### What to do:
Search the material for the word "text" and copy every line in which it occurs.

### Record extracts:

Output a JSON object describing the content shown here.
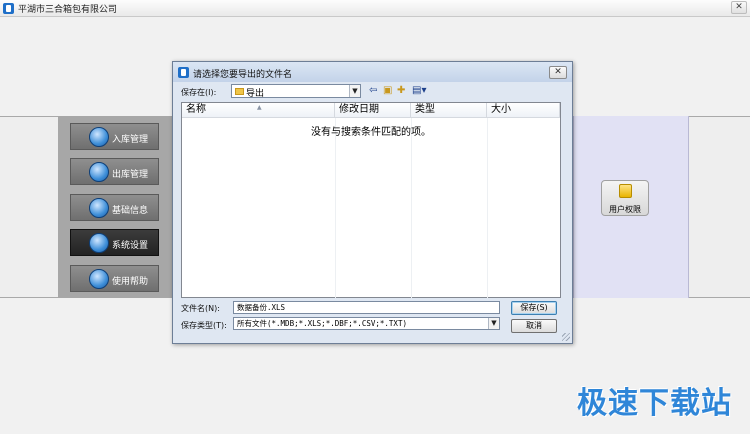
{
  "main_window": {
    "title": "平湖市三合箱包有限公司",
    "close_glyph": "✕"
  },
  "menu": [
    {
      "label": "入库管理",
      "icon": "inbound-icon",
      "active": false
    },
    {
      "label": "出库管理",
      "icon": "outbound-icon",
      "active": false
    },
    {
      "label": "基础信息",
      "icon": "info-icon",
      "active": false
    },
    {
      "label": "系统设置",
      "icon": "settings-icon",
      "active": true
    },
    {
      "label": "使用帮助",
      "icon": "help-icon",
      "active": false
    }
  ],
  "right_panel": {
    "user_permission_label": "用户权限"
  },
  "dialog": {
    "title": "请选择您要导出的文件名",
    "close_glyph": "✕",
    "save_in_label": "保存在(I):",
    "save_in_value": "导出",
    "columns": [
      "名称",
      "修改日期",
      "类型",
      "大小"
    ],
    "empty_message": "没有与搜索条件匹配的项。",
    "filename_label": "文件名(N):",
    "filename_value": "数据备份.XLS",
    "filetype_label": "保存类型(T):",
    "filetype_value": "所有文件(*.MDB;*.XLS;*.DBF;*.CSV;*.TXT)",
    "save_button": "保存(S)",
    "cancel_button": "取消"
  },
  "watermark": "极速下载站",
  "colors": {
    "menu_panel": "#a7a7a7",
    "menu_button": "#7f7f7f",
    "menu_active": "#2f2f2f",
    "right_panel": "#e1e1f4",
    "dialog_frame": "#dfe7f2",
    "watermark": "#2f86d8"
  }
}
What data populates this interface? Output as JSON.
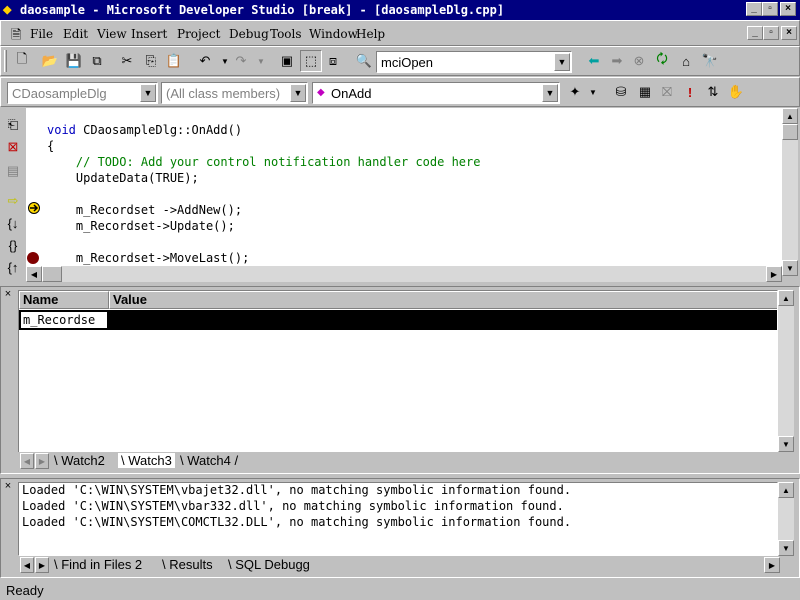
{
  "window": {
    "title": "daosample - Microsoft Developer Studio [break] - [daosampleDlg.cpp]",
    "title_bar_color": "#000080"
  },
  "menu": {
    "items": [
      "File",
      "Edit",
      "View",
      "Insert",
      "Project",
      "Debug",
      "Tools",
      "Window",
      "Help"
    ]
  },
  "toolbar1": {
    "find_combo_value": "mciOpen",
    "icons": [
      "new-file-icon",
      "open-folder-icon",
      "save-icon",
      "save-all-icon",
      "cut-icon",
      "copy-icon",
      "paste-icon",
      "undo-icon",
      "redo-icon",
      "workspace-icon",
      "output-icon",
      "window-list-icon",
      "find-in-files-icon",
      "back-icon",
      "forward-icon",
      "stop-icon",
      "bookmark-icon",
      "home-icon",
      "search-help-icon"
    ]
  },
  "toolbar2": {
    "class_combo": "CDaosampleDlg",
    "filter_combo": "(All class members)",
    "member_combo": "OnAdd",
    "icons": [
      "wizard-icon",
      "compile-icon",
      "build-icon",
      "stop-build-icon",
      "go-icon",
      "insert-breakpoint-icon",
      "remove-breakpoints-icon"
    ]
  },
  "editor": {
    "lines": [
      {
        "keyword": "void",
        "text": " CDaosampleDlg::OnAdd()"
      },
      {
        "keyword": "",
        "text": "{"
      },
      {
        "comment": "    // TODO: Add your control notification handler code here"
      },
      {
        "keyword": "",
        "text": "    UpdateData(TRUE);"
      },
      {
        "keyword": "",
        "text": ""
      },
      {
        "keyword": "",
        "text": "    m_Recordset ->AddNew();"
      },
      {
        "keyword": "",
        "text": "    m_Recordset->Update();"
      },
      {
        "keyword": "",
        "text": ""
      },
      {
        "keyword": "",
        "text": "    m_Recordset->MoveLast();"
      }
    ]
  },
  "watch": {
    "col_name": "Name",
    "col_value": "Value",
    "row_name": "m_Recordse",
    "row_value": "",
    "tabs": [
      "Watch2",
      "Watch3",
      "Watch4"
    ]
  },
  "output": {
    "lines": [
      "Loaded 'C:\\WIN\\SYSTEM\\vbajet32.dll', no matching symbolic information found.",
      "Loaded 'C:\\WIN\\SYSTEM\\vbar332.dll', no matching symbolic information found.",
      "Loaded 'C:\\WIN\\SYSTEM\\COMCTL32.DLL', no matching symbolic information found."
    ],
    "tabs": [
      "Find in Files 2",
      "Results",
      "SQL Debugg"
    ]
  },
  "status": {
    "text": "Ready"
  }
}
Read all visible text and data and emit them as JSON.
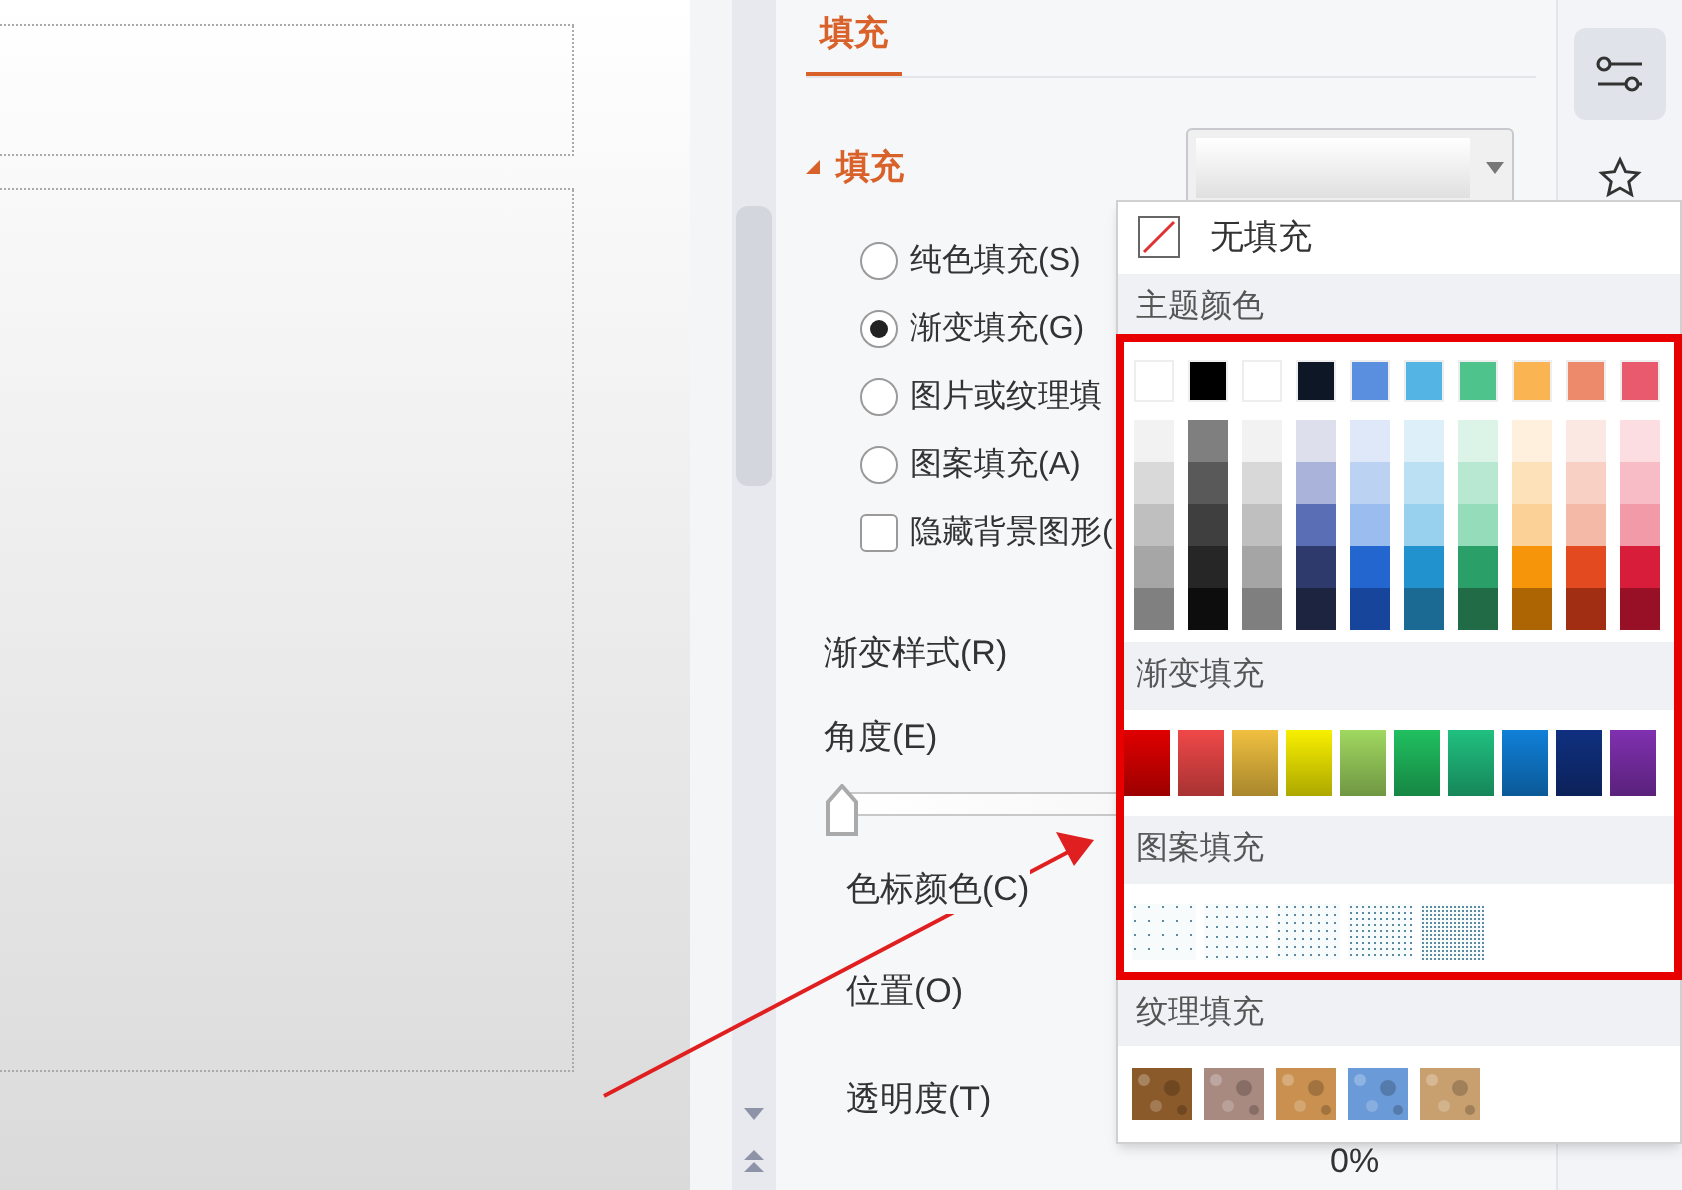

### Answer to this exercise:
        "text": " CDaosampleDlg::OnAdd()"
        "text": "{"
        "text": "    UpdateData(TRUE);"
        "text": ""
        "text": "    m_Recordset ->AddNew();"
        "text": "    m_Recordset->Update();"
        "text": ""
        "text": "    m_Recordset->MoveLast();"
    "text": "Ready"
Read all visible text and data and emit them as JSON.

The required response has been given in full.